Rework by Jason Fried & David Heinemeier Hansson
This book was on my 2018 Reading and Review List.
It’s now 2020…
Yes, this is how long it has taken me to buy and read (or in this case, listen to) this book.
In fact, it had taken me so long that when I eventually got around to listening to it, I was wondering where this book had come from and how it ended up in my TBR pile.
But anyway, the audiobook is just under 3-hours long, and here are my thoughts on it.
What is this book about?
Essentially, this book is trying to re-write (or re-work) the traditional way that people do business.
Since the start of the technology era, the rules of business have changed.
You don’t need a business plan, you don’t those business cards, you don’t need office space, you don’t need to have all of your team in the same room in order to work together.
Instead, the authors give advice on how you can stay lean and flexible in your business dealings (and reduce those overheads!)
Who is “Rework” for?
This book is predominantly aimed at new business owners and entrepreneurs.
Although seasoned entrepreneurs may not get a great deal of value out of this book, it would be useful to those that are stuck in their old ways and need pulling into the 21st century.
When I began listening to this book, I found it very basic and rather boring, and there was nothing of value for me.
There were a few moments where I was ready to close up shop and pop that audiobook into my DNF pile!
However, I’m glad I didn’t because as the book went on, it got better and better, and I found myself agreeing more and more with the authors. Especially because most of the advice contained in the book reflects my own way of working.
21st-century lean entrepreneurial advice
I have been in the entrepreneurial world and doing my own thing for approximately 8 years (although I had a 2-year gap where I was employed as a Business Development Manager).
The way in which I went about doing business in the past is discouraged by the authors. And I struggled a lot during those business years.
Now, I’m all about operating as lean as possible and focussing solely on increasing the bottom line; expenses are kept to a minimum, technology is utilized to automate tasks, and time is managed as the finite resource that it is.
In other words, the ‘all-fur and no knickers’ approach just doesn’t work. Instead, it’s all about being practical and effective.
So, I can absolutely confirm that the advice given in this book is sound and it does work because I’ve lived on both sides of the fence.
Rework outlines small steps, which are very easy to implement, that will make a big difference in the way that you do things and to the results that you achieve.
What did I think of the book?
Although I found the beginning of the book to be boring and lacking value, it did get better in the second half.
If you are a brand new entrepreneur and taking your first steps in business, this would be a great place for you to start.
The book helps you to focus on the right things and not be distracted by other tasks that are disguised as ‘necessities’ but in reality are unimportant or irrelevant.
In a nutshell, it’s a simple-to-implement way to stay lean and flexible.
Have you listened to “Rework?”
This book review is my personal opinion and experience of “Rework.”
If you’ve listened to this audiobook, share your thoughts in the comments section below.
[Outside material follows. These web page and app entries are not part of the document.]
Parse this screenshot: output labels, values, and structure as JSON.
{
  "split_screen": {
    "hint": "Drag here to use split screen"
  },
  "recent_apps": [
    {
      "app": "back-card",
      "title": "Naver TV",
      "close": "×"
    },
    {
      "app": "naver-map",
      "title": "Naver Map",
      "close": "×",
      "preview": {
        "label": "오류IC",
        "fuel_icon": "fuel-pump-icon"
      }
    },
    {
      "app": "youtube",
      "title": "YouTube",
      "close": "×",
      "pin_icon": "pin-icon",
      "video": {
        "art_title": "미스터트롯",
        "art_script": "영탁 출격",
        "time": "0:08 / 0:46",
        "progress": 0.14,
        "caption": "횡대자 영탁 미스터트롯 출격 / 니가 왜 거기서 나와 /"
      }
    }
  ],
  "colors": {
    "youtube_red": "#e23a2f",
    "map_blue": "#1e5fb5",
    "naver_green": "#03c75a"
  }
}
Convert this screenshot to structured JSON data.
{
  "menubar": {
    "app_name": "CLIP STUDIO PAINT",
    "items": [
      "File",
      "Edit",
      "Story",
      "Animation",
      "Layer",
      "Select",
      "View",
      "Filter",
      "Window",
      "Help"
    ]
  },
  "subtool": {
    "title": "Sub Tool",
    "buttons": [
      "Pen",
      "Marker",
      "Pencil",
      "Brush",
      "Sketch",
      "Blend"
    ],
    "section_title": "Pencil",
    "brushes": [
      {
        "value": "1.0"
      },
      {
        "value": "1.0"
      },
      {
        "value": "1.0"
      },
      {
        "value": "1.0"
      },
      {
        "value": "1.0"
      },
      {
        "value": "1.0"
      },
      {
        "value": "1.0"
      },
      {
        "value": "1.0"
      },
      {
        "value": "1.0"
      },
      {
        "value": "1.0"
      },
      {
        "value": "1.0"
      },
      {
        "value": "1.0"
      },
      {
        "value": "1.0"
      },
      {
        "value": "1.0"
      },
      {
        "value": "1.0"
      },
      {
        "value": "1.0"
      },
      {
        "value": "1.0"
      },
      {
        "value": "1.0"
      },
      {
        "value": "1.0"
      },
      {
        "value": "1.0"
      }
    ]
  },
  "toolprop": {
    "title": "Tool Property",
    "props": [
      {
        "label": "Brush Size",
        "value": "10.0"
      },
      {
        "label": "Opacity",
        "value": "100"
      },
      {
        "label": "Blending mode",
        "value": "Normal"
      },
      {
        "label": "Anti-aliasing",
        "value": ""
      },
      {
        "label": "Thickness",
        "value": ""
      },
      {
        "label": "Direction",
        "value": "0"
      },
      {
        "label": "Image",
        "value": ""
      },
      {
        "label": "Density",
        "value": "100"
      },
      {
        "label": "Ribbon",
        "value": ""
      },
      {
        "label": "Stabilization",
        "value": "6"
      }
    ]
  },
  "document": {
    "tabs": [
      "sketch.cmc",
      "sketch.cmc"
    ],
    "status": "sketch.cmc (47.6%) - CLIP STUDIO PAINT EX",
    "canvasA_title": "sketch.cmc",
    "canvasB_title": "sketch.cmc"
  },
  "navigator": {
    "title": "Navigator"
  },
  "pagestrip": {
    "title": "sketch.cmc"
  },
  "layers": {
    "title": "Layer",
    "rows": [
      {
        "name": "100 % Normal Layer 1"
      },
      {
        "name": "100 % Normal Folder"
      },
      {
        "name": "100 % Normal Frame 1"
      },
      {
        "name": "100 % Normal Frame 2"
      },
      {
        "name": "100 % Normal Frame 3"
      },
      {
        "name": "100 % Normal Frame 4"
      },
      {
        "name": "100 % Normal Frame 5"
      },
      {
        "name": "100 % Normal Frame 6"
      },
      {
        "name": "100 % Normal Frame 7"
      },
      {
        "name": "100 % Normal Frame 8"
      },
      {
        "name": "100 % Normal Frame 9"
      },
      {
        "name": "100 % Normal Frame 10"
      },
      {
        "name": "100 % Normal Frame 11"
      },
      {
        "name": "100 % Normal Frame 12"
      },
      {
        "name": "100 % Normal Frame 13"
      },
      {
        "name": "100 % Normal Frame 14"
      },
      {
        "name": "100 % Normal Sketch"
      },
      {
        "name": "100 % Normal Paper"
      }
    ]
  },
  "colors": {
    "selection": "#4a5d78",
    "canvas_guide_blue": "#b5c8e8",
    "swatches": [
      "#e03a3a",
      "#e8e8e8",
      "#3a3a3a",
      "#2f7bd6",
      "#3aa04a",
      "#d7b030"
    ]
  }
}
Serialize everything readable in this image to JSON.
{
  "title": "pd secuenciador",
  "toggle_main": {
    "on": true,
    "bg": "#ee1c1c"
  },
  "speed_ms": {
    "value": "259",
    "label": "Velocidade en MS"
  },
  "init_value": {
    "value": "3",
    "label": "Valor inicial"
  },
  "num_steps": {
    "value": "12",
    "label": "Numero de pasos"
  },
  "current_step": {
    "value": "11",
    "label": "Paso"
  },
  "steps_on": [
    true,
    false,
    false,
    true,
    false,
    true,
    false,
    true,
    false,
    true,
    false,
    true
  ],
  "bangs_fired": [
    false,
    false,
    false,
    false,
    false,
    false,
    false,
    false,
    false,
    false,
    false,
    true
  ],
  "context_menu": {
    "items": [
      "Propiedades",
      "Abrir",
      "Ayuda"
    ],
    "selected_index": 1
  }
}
And give the book a score out of 10 by using the Reader Rating Bar in the box above.